Unfettered by limited visualizations of light spectrum, connecting predictable dots allows Pleiades to illustrate the genesis of stars and galaxies.


Pondering the enormity of JUNO’s successful decent into orbit around Jupiter, my friend said it best –

“I’m spellbound!    A man made machine is in orbit around Jupiter.  Galileo is watching.  No religion, no politics, no hatred on Jupiter. How strange and how vast is the range of human endeavor.   A group of people are making history and are about to add volumes to the sum of our knowledge   – and another human is anxiously awaiting  …. and almost begging a cat to go and have a shit!”


JUNO, Reporting Live From Jupiter

This is it, in a few hours NASA’s JUNO mission to Jupiter will successfully decelerate into orbit, or drift aimlessly into deep space. Beginning at 7:30 pm pacific time, a live feed from NASA television documents this epic hit or miss, linked below –

While we’re waiting, ponder an image of auroras on Jupiter. Captured by Hubble on May 19, NASA released the image on July 1 as JUNO approached outer reaches of Jupiter’s realm.

Image via NASA

View larger. | Aurora on Jupiter. Image via NASA, ESA, and J. Nichols (University of Leicester)

Saturna Island Lamb Roast

My daughter is at the coolest Canada Day event imaginable. Envy blew a gasket when she texted this image a few hours ago.


Since 1950, 31 square kilometer Saturna Island (currently 350 permanent residents )has hosted a community lamb roast on July 1.

The Southern Gulf Islands, including Saturna.

Next Canada Day we plan to ferry, water taxi or float plane ourselves to Saturna Island for lamb roasted on open fires.Accommodation is scarce, we’ll likely pitch a tent next to hers in a clearing behind her friend’s parents house. Does it get more Canadian than that? Happy Canada Day.

Brian May Asteroid Day

On June 30, 1908 an asteroid exploded over Tunguska, Siberia releasing energy of 100 tons TNT – the force flattened 800 square miles of Russian wilderness. Last year astrophysicist Dr. Brian May, Apollo 9 astronaut Ricky Schweickart and astronaut Dr. Ed Lu co-founded Asteroid Day to coincide with the anniversary of the Tunguska event. June 30, 2016 was the second official Asteroid Day.

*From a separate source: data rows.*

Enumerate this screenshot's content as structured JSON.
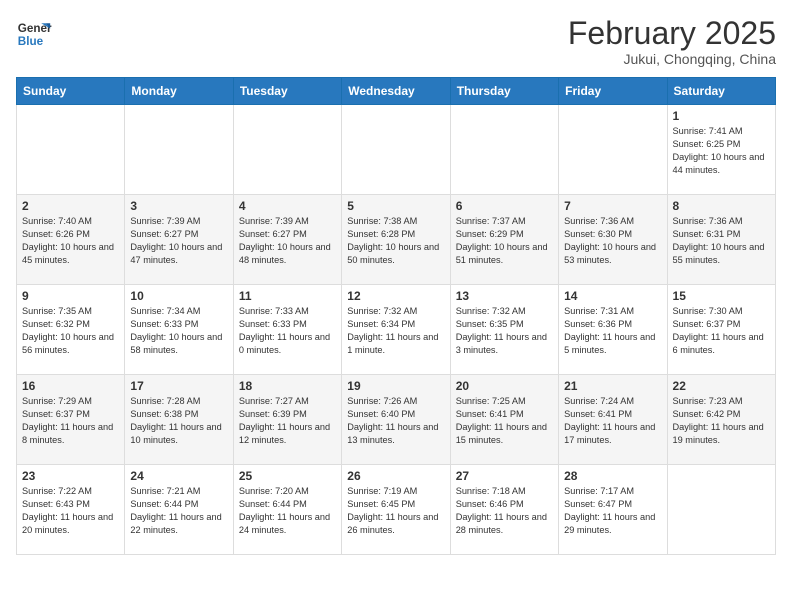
{
  "header": {
    "logo_line1": "General",
    "logo_line2": "Blue",
    "month": "February 2025",
    "location": "Jukui, Chongqing, China"
  },
  "weekdays": [
    "Sunday",
    "Monday",
    "Tuesday",
    "Wednesday",
    "Thursday",
    "Friday",
    "Saturday"
  ],
  "weeks": [
    [
      {
        "day": "",
        "info": ""
      },
      {
        "day": "",
        "info": ""
      },
      {
        "day": "",
        "info": ""
      },
      {
        "day": "",
        "info": ""
      },
      {
        "day": "",
        "info": ""
      },
      {
        "day": "",
        "info": ""
      },
      {
        "day": "1",
        "info": "Sunrise: 7:41 AM\nSunset: 6:25 PM\nDaylight: 10 hours and 44 minutes."
      }
    ],
    [
      {
        "day": "2",
        "info": "Sunrise: 7:40 AM\nSunset: 6:26 PM\nDaylight: 10 hours and 45 minutes."
      },
      {
        "day": "3",
        "info": "Sunrise: 7:39 AM\nSunset: 6:27 PM\nDaylight: 10 hours and 47 minutes."
      },
      {
        "day": "4",
        "info": "Sunrise: 7:39 AM\nSunset: 6:27 PM\nDaylight: 10 hours and 48 minutes."
      },
      {
        "day": "5",
        "info": "Sunrise: 7:38 AM\nSunset: 6:28 PM\nDaylight: 10 hours and 50 minutes."
      },
      {
        "day": "6",
        "info": "Sunrise: 7:37 AM\nSunset: 6:29 PM\nDaylight: 10 hours and 51 minutes."
      },
      {
        "day": "7",
        "info": "Sunrise: 7:36 AM\nSunset: 6:30 PM\nDaylight: 10 hours and 53 minutes."
      },
      {
        "day": "8",
        "info": "Sunrise: 7:36 AM\nSunset: 6:31 PM\nDaylight: 10 hours and 55 minutes."
      }
    ],
    [
      {
        "day": "9",
        "info": "Sunrise: 7:35 AM\nSunset: 6:32 PM\nDaylight: 10 hours and 56 minutes."
      },
      {
        "day": "10",
        "info": "Sunrise: 7:34 AM\nSunset: 6:33 PM\nDaylight: 10 hours and 58 minutes."
      },
      {
        "day": "11",
        "info": "Sunrise: 7:33 AM\nSunset: 6:33 PM\nDaylight: 11 hours and 0 minutes."
      },
      {
        "day": "12",
        "info": "Sunrise: 7:32 AM\nSunset: 6:34 PM\nDaylight: 11 hours and 1 minute."
      },
      {
        "day": "13",
        "info": "Sunrise: 7:32 AM\nSunset: 6:35 PM\nDaylight: 11 hours and 3 minutes."
      },
      {
        "day": "14",
        "info": "Sunrise: 7:31 AM\nSunset: 6:36 PM\nDaylight: 11 hours and 5 minutes."
      },
      {
        "day": "15",
        "info": "Sunrise: 7:30 AM\nSunset: 6:37 PM\nDaylight: 11 hours and 6 minutes."
      }
    ],
    [
      {
        "day": "16",
        "info": "Sunrise: 7:29 AM\nSunset: 6:37 PM\nDaylight: 11 hours and 8 minutes."
      },
      {
        "day": "17",
        "info": "Sunrise: 7:28 AM\nSunset: 6:38 PM\nDaylight: 11 hours and 10 minutes."
      },
      {
        "day": "18",
        "info": "Sunrise: 7:27 AM\nSunset: 6:39 PM\nDaylight: 11 hours and 12 minutes."
      },
      {
        "day": "19",
        "info": "Sunrise: 7:26 AM\nSunset: 6:40 PM\nDaylight: 11 hours and 13 minutes."
      },
      {
        "day": "20",
        "info": "Sunrise: 7:25 AM\nSunset: 6:41 PM\nDaylight: 11 hours and 15 minutes."
      },
      {
        "day": "21",
        "info": "Sunrise: 7:24 AM\nSunset: 6:41 PM\nDaylight: 11 hours and 17 minutes."
      },
      {
        "day": "22",
        "info": "Sunrise: 7:23 AM\nSunset: 6:42 PM\nDaylight: 11 hours and 19 minutes."
      }
    ],
    [
      {
        "day": "23",
        "info": "Sunrise: 7:22 AM\nSunset: 6:43 PM\nDaylight: 11 hours and 20 minutes."
      },
      {
        "day": "24",
        "info": "Sunrise: 7:21 AM\nSunset: 6:44 PM\nDaylight: 11 hours and 22 minutes."
      },
      {
        "day": "25",
        "info": "Sunrise: 7:20 AM\nSunset: 6:44 PM\nDaylight: 11 hours and 24 minutes."
      },
      {
        "day": "26",
        "info": "Sunrise: 7:19 AM\nSunset: 6:45 PM\nDaylight: 11 hours and 26 minutes."
      },
      {
        "day": "27",
        "info": "Sunrise: 7:18 AM\nSunset: 6:46 PM\nDaylight: 11 hours and 28 minutes."
      },
      {
        "day": "28",
        "info": "Sunrise: 7:17 AM\nSunset: 6:47 PM\nDaylight: 11 hours and 29 minutes."
      },
      {
        "day": "",
        "info": ""
      }
    ]
  ]
}
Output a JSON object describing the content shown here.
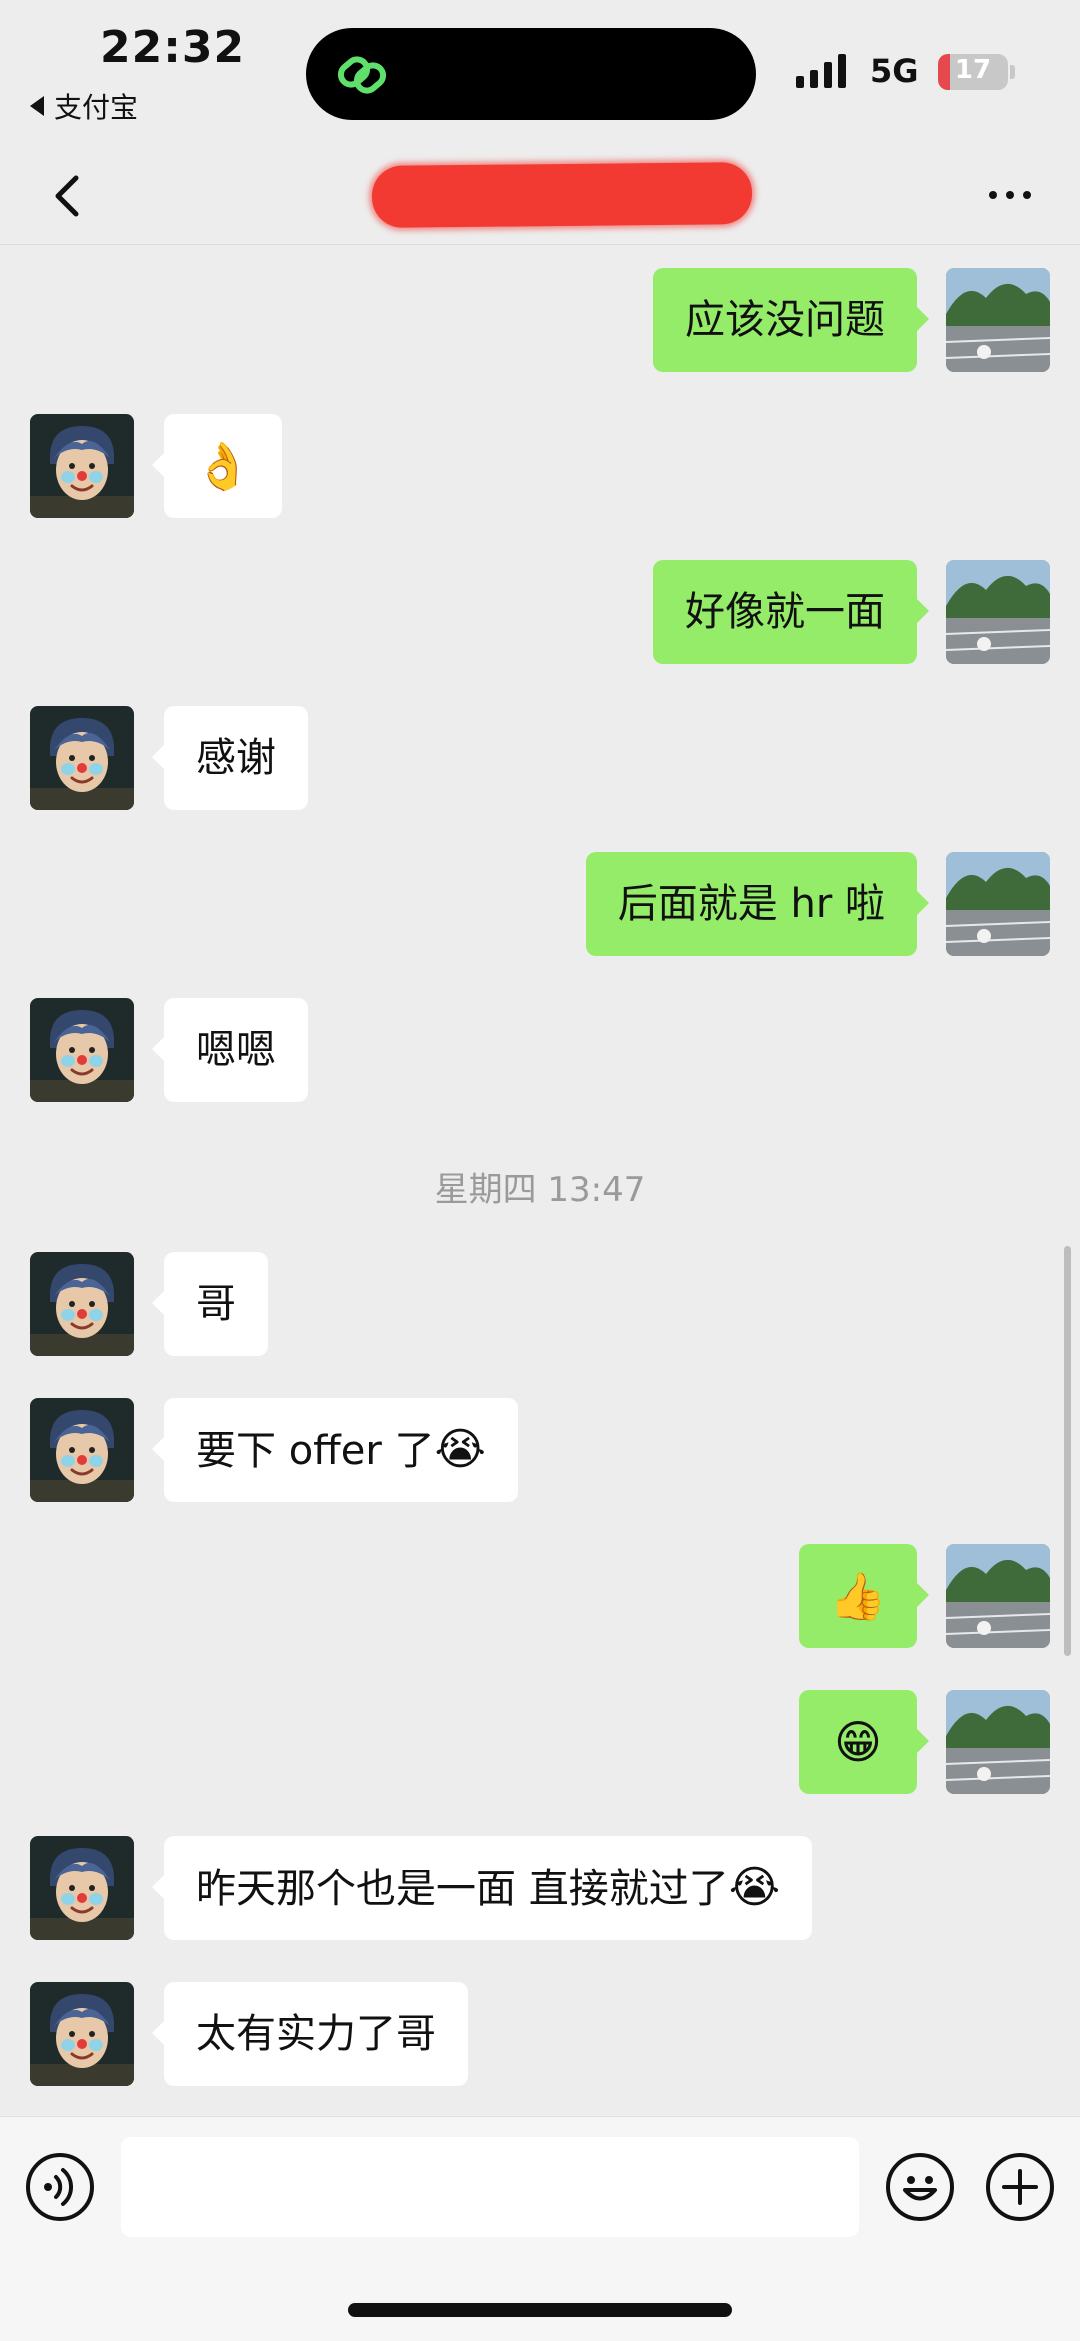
{
  "status_bar": {
    "time": "22:32",
    "back_app": "支付宝",
    "network": "5G",
    "battery": "17",
    "battery_level": 0.17
  },
  "nav": {
    "back_icon": "chevron-left-icon",
    "more_icon": "more-horizontal-icon"
  },
  "messages": [
    {
      "side": "out",
      "text": "应该没问题"
    },
    {
      "side": "in",
      "text": "👌"
    },
    {
      "side": "out",
      "text": "好像就一面"
    },
    {
      "side": "in",
      "text": "感谢"
    },
    {
      "side": "out",
      "text": "后面就是 hr 啦"
    },
    {
      "side": "in",
      "text": "嗯嗯"
    },
    {
      "side": "in",
      "text": "哥"
    },
    {
      "side": "in",
      "text": "要下 offer 了",
      "emoji": "😭"
    },
    {
      "side": "out",
      "text": "👍"
    },
    {
      "side": "out",
      "text": "😁"
    },
    {
      "side": "in",
      "text": "昨天那个也是一面  直接就过了",
      "emoji": "😭"
    },
    {
      "side": "in",
      "text": "太有实力了哥"
    }
  ],
  "timestamp": "星期四 13:47",
  "input_bar": {
    "placeholder": "",
    "voice_icon": "voice-icon",
    "emoji_icon": "emoji-icon",
    "plus_icon": "plus-icon"
  },
  "colors": {
    "background": "#ededed",
    "outgoing_bubble": "#95ec69",
    "incoming_bubble": "#ffffff",
    "redaction": "#f23a33"
  }
}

Hold onto your hat – astrophysicist Dr. Brian May is Brian May, guitarist and songwriter for rock band Queen (he wrote We Will Rock You ). Brian May, ranked 26th of the top 100 guitarists of all time by Rolling Stone magazine in 2011, is an astrophysicist.

With a degree in physics from Imperial College London, 1974 found May working on his thesis ( the study of reflected light from interplanetary dust and the velocity of dust in our solar system ). Academic pursuits ended with the rise of Queen’s star. Over 40 years and honorary degrees from Hertfordshire, Exeter and Liverpool John Moore universities later, May buckled down. Submitting an updated thesis “Motions of Interplanetary Dust” to Imperial College – Brian May earned his PHD in 2007.

Dr. Brian May

From a 2015 interview with the Guardian –

“The aim is to ramp up public awareness and the awareness of governments to the fact that we are under threat from a meteor strike,” May told me during a visit, “It’s been made light of, and we’ve seen some great films, like Bruce Willis saving the day, but it is a very serious threat.”

A key aim of Asteroid Day is to lobby for a 100-fold increase in the detection rate of Near Earth Objects.

“This is a catastrophe that could be averted,” he said.

I leave you with “We Will Rock You – Asteroid Day”

Dr Brian May